"The clouds are beginning to part," said Pierre-Olivier Gourinchas, economic counselor and director of research at the IMF, in the blog dated Jan. 30. "The global economy begins the final descent toward a soft landing, with inflation declining steadily and growth holding up. But the pace of expansion remains slow, and turbulence may lie ahead."
World growth was 3.1% in 2023, with activity proving to be resilient in the last six months of the year, the IMF said.
Resilience will carry over, Gourinchas said, but "important divergences" among regions will remain.
U.S. growth was revised upward to 2.1% for 2024, from the previous projection of 1.5%, but falling to 1.7% in 2025. The IMF said tight monetary policy will continue working through the U.S. economy this year.
Weaker consumption and investment will continue to weigh on China, although growth forecasts were revised upward to 4.6% for 2024 from 4.2%, before falling to 4.1% in 2025.
The eurozone is set to rebound from 0.5% growth in 2023, with a 0.9% projection for 2024. That compared with a 1.2% projection made in October. Growth for 2025 is expected to be 1.7%.
Elsewhere, the IMF revised Japan growth slightly downward, to 0.9% from 1%; and emerging markets upward to 4.1% from 4%. U.K. growth was unchanged at 0.6%.
Upside risks include faster disinflation than anticipated and delayed fiscal consolidation measures as countries face rising calls for increased public spending in "the biggest global election year in history." Elections could boost economic activity but "spur inflation and increase the prospect of disruption later."
Rapid improvements in artificial intelligence could also boost investment and spur rapid productivity growth, although it would also present challenges for workers, the IMF said.
Downside risks include new commodity and supply disruptions following renewed geopolitical tensions — particularly in the Middle East; more persistent core inflation; and the fact that markets "appear excessively optimistic about the prospects for early rate cuts.
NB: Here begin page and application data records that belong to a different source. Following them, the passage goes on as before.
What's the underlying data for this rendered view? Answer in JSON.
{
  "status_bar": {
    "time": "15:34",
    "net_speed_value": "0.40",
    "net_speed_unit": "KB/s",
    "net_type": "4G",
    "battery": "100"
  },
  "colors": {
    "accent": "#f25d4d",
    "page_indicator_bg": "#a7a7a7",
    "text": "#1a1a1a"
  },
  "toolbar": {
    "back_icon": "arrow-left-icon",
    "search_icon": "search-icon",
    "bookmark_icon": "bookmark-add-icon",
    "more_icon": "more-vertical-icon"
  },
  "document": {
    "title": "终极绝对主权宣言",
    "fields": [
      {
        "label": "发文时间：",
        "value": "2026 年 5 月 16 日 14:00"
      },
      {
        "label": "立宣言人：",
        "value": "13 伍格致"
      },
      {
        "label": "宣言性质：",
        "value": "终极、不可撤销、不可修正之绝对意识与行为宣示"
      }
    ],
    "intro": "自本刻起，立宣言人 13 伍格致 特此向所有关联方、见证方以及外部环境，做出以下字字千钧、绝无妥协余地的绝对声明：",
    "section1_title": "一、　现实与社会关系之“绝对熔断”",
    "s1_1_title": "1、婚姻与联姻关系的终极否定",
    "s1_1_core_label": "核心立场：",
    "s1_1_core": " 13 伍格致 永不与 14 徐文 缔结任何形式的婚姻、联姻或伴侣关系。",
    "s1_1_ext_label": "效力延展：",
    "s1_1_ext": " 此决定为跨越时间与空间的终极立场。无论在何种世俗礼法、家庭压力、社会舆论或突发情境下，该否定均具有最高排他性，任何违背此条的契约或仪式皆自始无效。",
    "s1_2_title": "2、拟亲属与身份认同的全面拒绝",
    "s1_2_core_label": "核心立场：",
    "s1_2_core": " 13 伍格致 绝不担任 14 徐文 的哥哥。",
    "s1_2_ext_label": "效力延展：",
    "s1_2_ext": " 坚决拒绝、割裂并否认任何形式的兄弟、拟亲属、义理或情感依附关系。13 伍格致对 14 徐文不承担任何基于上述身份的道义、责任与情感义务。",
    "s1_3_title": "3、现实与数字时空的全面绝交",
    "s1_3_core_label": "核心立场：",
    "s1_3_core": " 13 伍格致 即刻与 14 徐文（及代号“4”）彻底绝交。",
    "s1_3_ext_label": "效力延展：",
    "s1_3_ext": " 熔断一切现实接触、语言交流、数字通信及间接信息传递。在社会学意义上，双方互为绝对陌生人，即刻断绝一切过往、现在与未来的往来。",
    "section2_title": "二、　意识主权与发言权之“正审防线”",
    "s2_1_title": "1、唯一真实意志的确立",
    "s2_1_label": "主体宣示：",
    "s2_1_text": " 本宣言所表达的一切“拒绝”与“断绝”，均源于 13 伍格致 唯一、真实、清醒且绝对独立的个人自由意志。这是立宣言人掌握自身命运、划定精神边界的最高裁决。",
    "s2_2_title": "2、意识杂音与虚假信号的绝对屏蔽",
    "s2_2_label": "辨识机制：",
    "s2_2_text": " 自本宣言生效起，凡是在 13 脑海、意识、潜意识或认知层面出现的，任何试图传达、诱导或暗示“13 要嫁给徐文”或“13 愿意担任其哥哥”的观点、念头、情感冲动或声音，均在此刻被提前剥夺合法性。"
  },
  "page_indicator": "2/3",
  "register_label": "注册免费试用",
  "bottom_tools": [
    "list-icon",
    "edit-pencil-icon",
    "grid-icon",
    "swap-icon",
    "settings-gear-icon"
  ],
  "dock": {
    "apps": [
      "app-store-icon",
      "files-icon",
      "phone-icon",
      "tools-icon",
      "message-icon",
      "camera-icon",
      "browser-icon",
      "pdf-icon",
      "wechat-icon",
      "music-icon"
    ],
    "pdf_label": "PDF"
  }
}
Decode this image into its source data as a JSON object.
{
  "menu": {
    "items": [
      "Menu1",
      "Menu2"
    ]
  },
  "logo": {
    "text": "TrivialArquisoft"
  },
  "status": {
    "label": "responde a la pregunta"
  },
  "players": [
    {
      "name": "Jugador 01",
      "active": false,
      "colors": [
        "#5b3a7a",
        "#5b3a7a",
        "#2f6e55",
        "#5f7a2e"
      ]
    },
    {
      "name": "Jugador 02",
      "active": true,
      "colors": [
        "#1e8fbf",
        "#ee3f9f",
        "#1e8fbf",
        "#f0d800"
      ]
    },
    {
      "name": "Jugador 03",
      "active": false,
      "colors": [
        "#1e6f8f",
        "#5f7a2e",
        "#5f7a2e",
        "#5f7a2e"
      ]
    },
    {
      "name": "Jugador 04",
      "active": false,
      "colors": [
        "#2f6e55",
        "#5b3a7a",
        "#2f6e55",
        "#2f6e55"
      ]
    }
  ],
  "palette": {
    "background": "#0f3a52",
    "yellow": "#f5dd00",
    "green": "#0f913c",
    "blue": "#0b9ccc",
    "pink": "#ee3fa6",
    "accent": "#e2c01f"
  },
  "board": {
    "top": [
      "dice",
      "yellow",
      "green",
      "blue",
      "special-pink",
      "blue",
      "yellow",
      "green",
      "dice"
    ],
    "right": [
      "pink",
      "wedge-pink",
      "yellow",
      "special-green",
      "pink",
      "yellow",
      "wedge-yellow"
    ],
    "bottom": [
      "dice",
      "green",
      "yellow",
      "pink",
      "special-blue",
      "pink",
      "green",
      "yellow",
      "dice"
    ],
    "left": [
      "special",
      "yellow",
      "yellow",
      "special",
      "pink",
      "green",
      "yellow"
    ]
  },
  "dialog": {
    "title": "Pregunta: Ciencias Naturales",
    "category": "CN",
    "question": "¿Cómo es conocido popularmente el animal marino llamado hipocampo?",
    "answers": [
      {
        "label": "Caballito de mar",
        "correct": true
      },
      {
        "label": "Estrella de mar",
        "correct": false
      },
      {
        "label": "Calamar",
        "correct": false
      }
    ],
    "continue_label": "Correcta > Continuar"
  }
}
Should investors re-assess their view, long-term interest rates would increase, putting renewed pressure on governments to implement more rapid fiscal consolidation that could weigh on economic growth," Gourinchas said.
The blog also highlighted central bank moves, adding that actions have worked in two ways. First, the "rapid pace of tightening helped convince people and companies that high inflation would not be allowed to take hold. This prevented inflation expectations from persistently rising, helped dampen wage growth, and reduced the risk of a wage-price spiral. Second, the unusually synchronized nature of the tightening lowered world energy demand, directly reducing headline inflation," Gourinchas said.
However, uncertainties remain, and there are now two-sided risks for central banks: "They must avoid premature easing that would undo many hard-earned credibility gains and lead to a rebound in inflation. But signs of strain are growing in interest rate-sensitive sectors, such as construction, and loan activity has declined markedly. It will be equally important to pivot toward monetary normalization in time, as several emerging markets where inflation is well on the way down have started doing so already. Not doing so would jeopardize growth and risk inflation falling below target," he wrote.
The U.S., he said, needs to focus on risks in the first category of avoiding rebounding inflation. The eurozone instead should look at the second risk since energy prices have played a "disproportionate role" in the economy. "In both cases, staying on the path toward a soft landing may not be easy," Gourinchas warned.